* _WHAT THE TASK REQUIRES_
Which lines of the data below contain "Open"? Please show them all.

* _MATERIAL FOR THE TASK_
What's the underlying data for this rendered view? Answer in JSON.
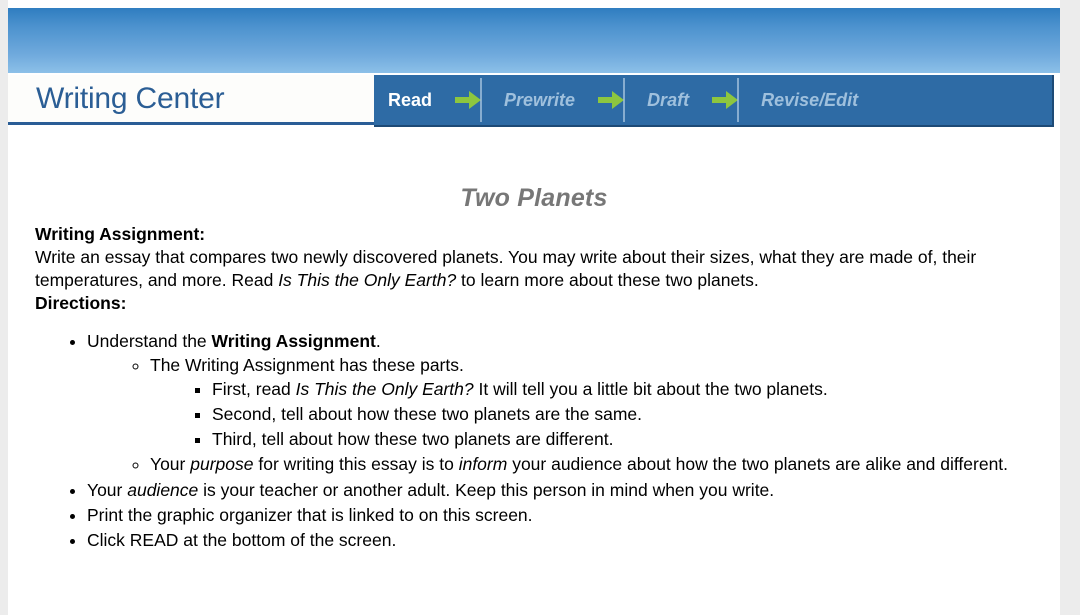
{
  "header": {
    "logo_text": "Writing Center",
    "nav_steps": [
      {
        "label": "Read",
        "state": "active"
      },
      {
        "label": "Prewrite",
        "state": "inactive"
      },
      {
        "label": "Draft",
        "state": "inactive"
      },
      {
        "label": "Revise/Edit",
        "state": "inactive"
      }
    ],
    "arrow_icon": "arrow-right-icon",
    "colors": {
      "banner_top": "#2f7dc0",
      "banner_bottom": "#8cc0e8",
      "navbar_bg": "#2e6ba5",
      "navbar_border": "#1d4a76",
      "logo_color": "#2b5e95",
      "arrow_green": "#8dc63f",
      "inactive_label": "#9fc0dd"
    }
  },
  "document": {
    "title": "Two Planets",
    "assignment_heading": "Writing Assignment:",
    "assignment_text_a": "Write an essay that compares two newly discovered planets. You may write about their sizes, what they are made of, their temperatures, and more. Read ",
    "assignment_book_title": "Is This the Only Earth?",
    "assignment_text_b": " to learn more about these two planets.",
    "directions_heading": "Directions:",
    "directions": {
      "item1_a": "Understand the ",
      "item1_bold": "Writing Assignment",
      "item1_b": ".",
      "sub1": "The Writing Assignment has these parts.",
      "parts": {
        "first_a": "First, read ",
        "first_ital": "Is This the Only Earth?",
        "first_b": " It will tell you a little bit about the two planets.",
        "second": "Second, tell about how these two planets are the same.",
        "third": "Third, tell about how these two planets are different."
      },
      "purpose_a": "Your ",
      "purpose_ital1": "purpose",
      "purpose_b": " for writing this essay is to ",
      "purpose_ital2": "inform",
      "purpose_c": " your audience about how the two planets are alike and different.",
      "audience_a": "Your ",
      "audience_ital": "audience",
      "audience_b": " is your teacher or another adult. Keep this person in mind when you write.",
      "print_item": "Print the graphic organizer that is linked to on this screen.",
      "click_item": "Click READ at the bottom of the screen."
    }
  }
}
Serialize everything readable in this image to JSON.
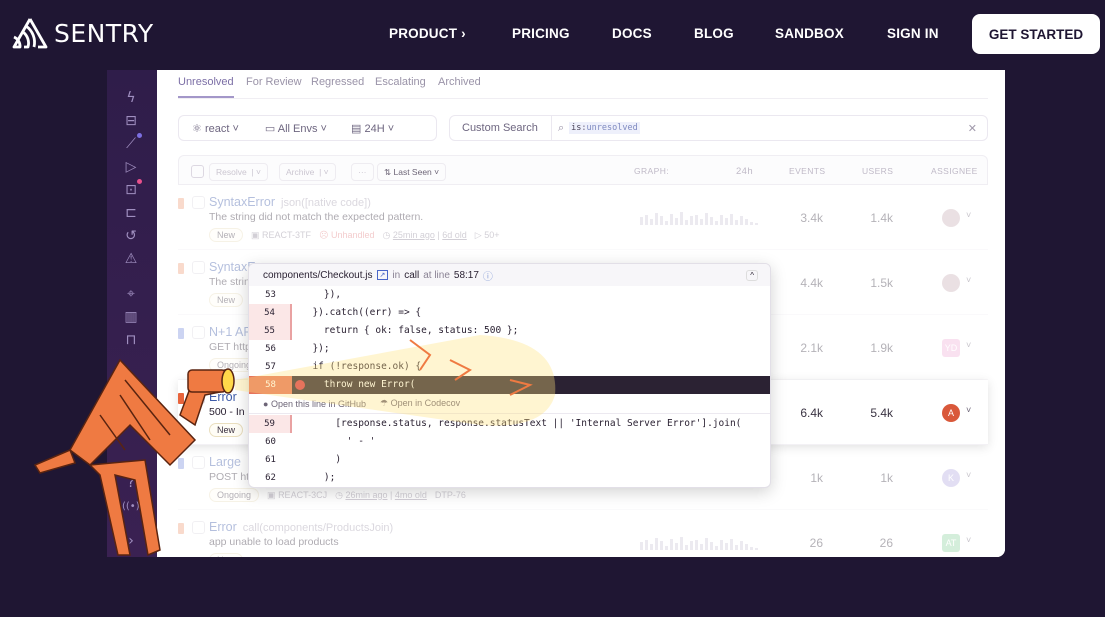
{
  "nav": {
    "brand": "SENTRY",
    "links": [
      "PRODUCT",
      "PRICING",
      "DOCS",
      "BLOG",
      "SANDBOX",
      "SIGN IN"
    ],
    "product_chevron_icon": "chevron-right-icon",
    "cta": "GET STARTED"
  },
  "app": {
    "tabs": [
      "Unresolved",
      "For Review",
      "Regressed",
      "Escalating",
      "Archived"
    ],
    "active_tab": "Unresolved",
    "filters": {
      "project": "react",
      "env": "All Envs",
      "period": "24H",
      "custom_search": "Custom Search",
      "query_key": "is",
      "query_value": "unresolved"
    },
    "toolbar": {
      "resolve": "Resolve",
      "archive": "Archive",
      "more": "···",
      "sort": "Last Seen"
    },
    "columns": {
      "graph": "GRAPH:",
      "period": "24h",
      "events": "EVENTS",
      "users": "USERS",
      "assignee": "ASSIGNEE"
    },
    "issues": [
      {
        "title": "SyntaxError",
        "culprit": "json([native code])",
        "message": "The string did not match the expected pattern.",
        "status": "New",
        "short_id": "REACT-3TF",
        "handled": "Unhandled",
        "last_seen": "25min ago",
        "age": "6d old",
        "replays": "50+",
        "events": "3.4k",
        "users": "1.4k",
        "assignee": "",
        "level_color": "#f0a07c"
      },
      {
        "title": "SyntaxError",
        "culprit": "",
        "message": "The string did not match the expected pattern.",
        "status": "New",
        "events": "4.4k",
        "users": "1.5k",
        "assignee": "",
        "level_color": "#f0a07c"
      },
      {
        "title": "N+1 API Call",
        "culprit": "",
        "message": "GET http",
        "status": "Ongoing",
        "events": "2.1k",
        "users": "1.9k",
        "assignee": "YD",
        "level_color": "#7a8fdf"
      },
      {
        "title": "Error",
        "culprit": "",
        "message": "500 - In",
        "status": "New",
        "events": "6.4k",
        "users": "5.4k",
        "assignee": "A",
        "level_color": "#e8643c"
      },
      {
        "title": "Large",
        "culprit": "",
        "message": "POST ht",
        "status": "Ongoing",
        "short_id": "REACT-3CJ",
        "last_seen": "26min ago",
        "age": "4mo old",
        "ticket": "DTP-76",
        "events": "1k",
        "users": "1k",
        "assignee": "K",
        "level_color": "#7a8fdf"
      },
      {
        "title": "Error",
        "culprit": "call(components/ProductsJoin)",
        "message": "app unable to load products",
        "status": "New",
        "events": "26",
        "users": "26",
        "assignee": "AT",
        "level_color": "#f0a07c"
      }
    ],
    "sidebar_icons": [
      "issues-icon",
      "projects-icon",
      "performance-icon",
      "replays-icon",
      "ai-icon",
      "feedback-icon",
      "releases-icon",
      "alerts-icon",
      "discover-icon",
      "dashboards-icon",
      "archive-icon",
      "stats-icon",
      "help-icon",
      "broadcast-icon",
      "expand-icon"
    ]
  },
  "popup": {
    "file": "components/Checkout.js",
    "in": "in",
    "function": "call",
    "at_line_label": "at line",
    "position": "58:17",
    "lines": [
      {
        "n": "53",
        "code": "    }),"
      },
      {
        "n": "54",
        "code": "  }).catch((err) => {"
      },
      {
        "n": "55",
        "code": "    return { ok: false, status: 500 };"
      },
      {
        "n": "56",
        "code": "  });"
      },
      {
        "n": "57",
        "code": "  if (!response.ok) {"
      },
      {
        "n": "58",
        "code": "    throw new Error("
      }
    ],
    "lines_after": [
      {
        "n": "59",
        "code": "      [response.status, response.statusText || 'Internal Server Error'].join("
      },
      {
        "n": "60",
        "code": "        ' - '"
      },
      {
        "n": "61",
        "code": "      )"
      },
      {
        "n": "62",
        "code": "    );"
      }
    ],
    "open_github": "Open this line in GitHub",
    "open_codecov": "Open in Codecov"
  },
  "colors": {
    "background": "#1f1633",
    "accent": "#e8643c",
    "mascot": "#ef7a42"
  }
}
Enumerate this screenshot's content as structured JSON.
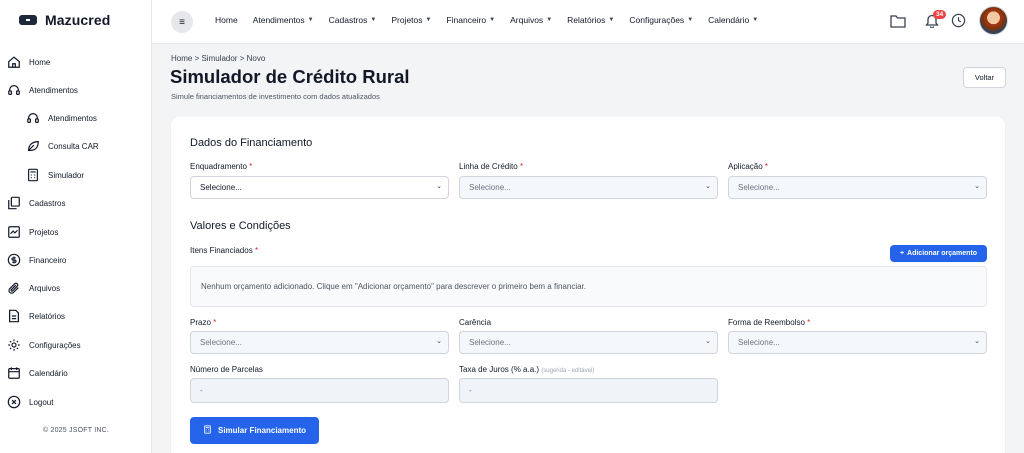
{
  "brand": {
    "name": "Mazucred"
  },
  "sidebar": {
    "items": [
      {
        "label": "Home",
        "icon": "home-icon"
      },
      {
        "label": "Atendimentos",
        "icon": "headset-icon"
      },
      {
        "label": "Atendimentos",
        "icon": "headset-icon"
      },
      {
        "label": "Consulta CAR",
        "icon": "leaf-icon"
      },
      {
        "label": "Simulador",
        "icon": "calculator-icon"
      },
      {
        "label": "Cadastros",
        "icon": "copy-icon"
      },
      {
        "label": "Projetos",
        "icon": "chart-icon"
      },
      {
        "label": "Financeiro",
        "icon": "dollar-icon"
      },
      {
        "label": "Arquivos",
        "icon": "paperclip-icon"
      },
      {
        "label": "Relatórios",
        "icon": "file-icon"
      },
      {
        "label": "Configurações",
        "icon": "gear-icon"
      },
      {
        "label": "Calendário",
        "icon": "calendar-icon"
      },
      {
        "label": "Logout",
        "icon": "logout-icon"
      }
    ],
    "copyright": "© 2025 JSOFT INC."
  },
  "topbar": {
    "menu_icon": "≡",
    "nav": [
      "Home",
      "Atendimentos",
      "Cadastros",
      "Projetos",
      "Financeiro",
      "Arquivos",
      "Relatórios",
      "Configurações",
      "Calendário"
    ],
    "notifications_count": "34"
  },
  "page": {
    "breadcrumb": "Home > Simulador > Novo",
    "title": "Simulador de Crédito Rural",
    "subtitle": "Simule financiamentos de investimento com dados atualizados",
    "back_label": "Voltar"
  },
  "form": {
    "section1_title": "Dados do Financiamento",
    "enquadramento_label": "Enquadramento",
    "enquadramento_value": "Selecione...",
    "linha_label": "Linha de Crédito",
    "linha_value": "Selecione...",
    "aplicacao_label": "Aplicação",
    "aplicacao_value": "Selecione...",
    "section2_title": "Valores e Condições",
    "itens_label": "Itens Financiados",
    "add_label": "Adicionar orçamento",
    "empty_text": "Nenhum orçamento adicionado. Clique em \"Adicionar orçamento\" para descrever o primeiro bem a financiar.",
    "prazo_label": "Prazo",
    "prazo_value": "Selecione...",
    "carencia_label": "Carência",
    "carencia_value": "Selecione...",
    "forma_label": "Forma de Reembolso",
    "forma_value": "Selecione...",
    "parcelas_label": "Número de Parcelas",
    "parcelas_value": "-",
    "taxa_label": "Taxa de Juros (% a.a.)",
    "taxa_hint": "(sugerida - editável)",
    "taxa_value": "-",
    "simular_label": "Simular Financiamento",
    "required_mark": "*"
  },
  "colors": {
    "primary": "#2563eb",
    "badge": "#ef4444",
    "required": "#dc2626"
  }
}
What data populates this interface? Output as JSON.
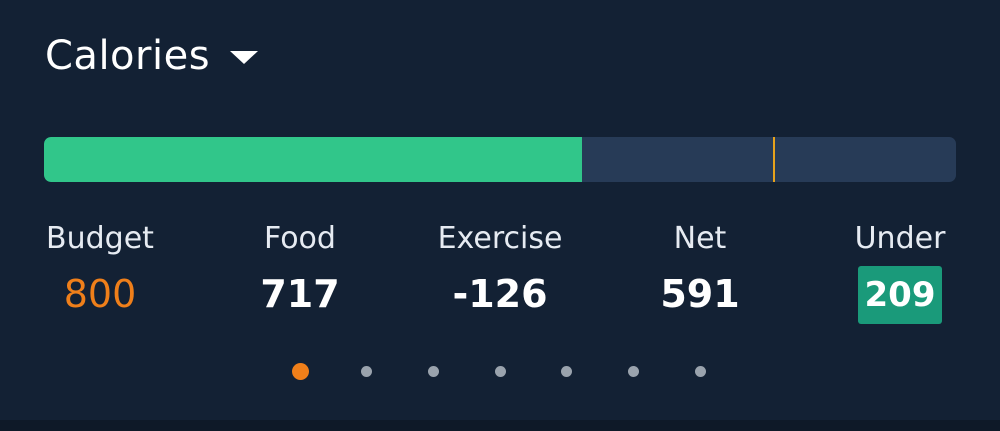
{
  "header": {
    "title": "Calories",
    "dropdown_icon": "caret-down-icon"
  },
  "progress": {
    "fraction_consumed": 0.59,
    "target_marker_fraction": 0.8,
    "fill_color": "#31c68a",
    "track_color": "#273b57",
    "marker_color": "#e6a21c"
  },
  "stats": [
    {
      "label": "Budget",
      "value": "800",
      "style": "orange"
    },
    {
      "label": "Food",
      "value": "717",
      "style": "plain"
    },
    {
      "label": "Exercise",
      "value": "-126",
      "style": "plain"
    },
    {
      "label": "Net",
      "value": "591",
      "style": "plain"
    },
    {
      "label": "Under",
      "value": "209",
      "style": "badge"
    }
  ],
  "colors": {
    "background": "#132134",
    "accent_orange": "#ef7f1a",
    "under_badge": "#1a9a7a"
  },
  "pager": {
    "page_count": 7,
    "active_page": 1
  }
}
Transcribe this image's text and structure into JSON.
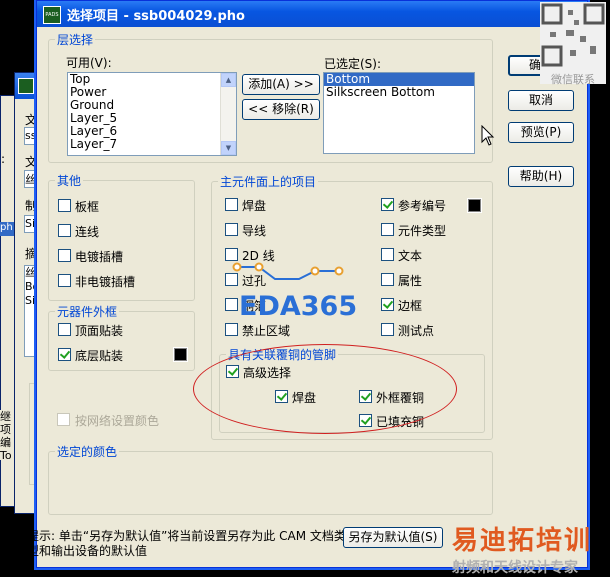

* _REPLY_
    "open_github": "Open this line in GitHub",
    "open_codecov": "Open in Codecov"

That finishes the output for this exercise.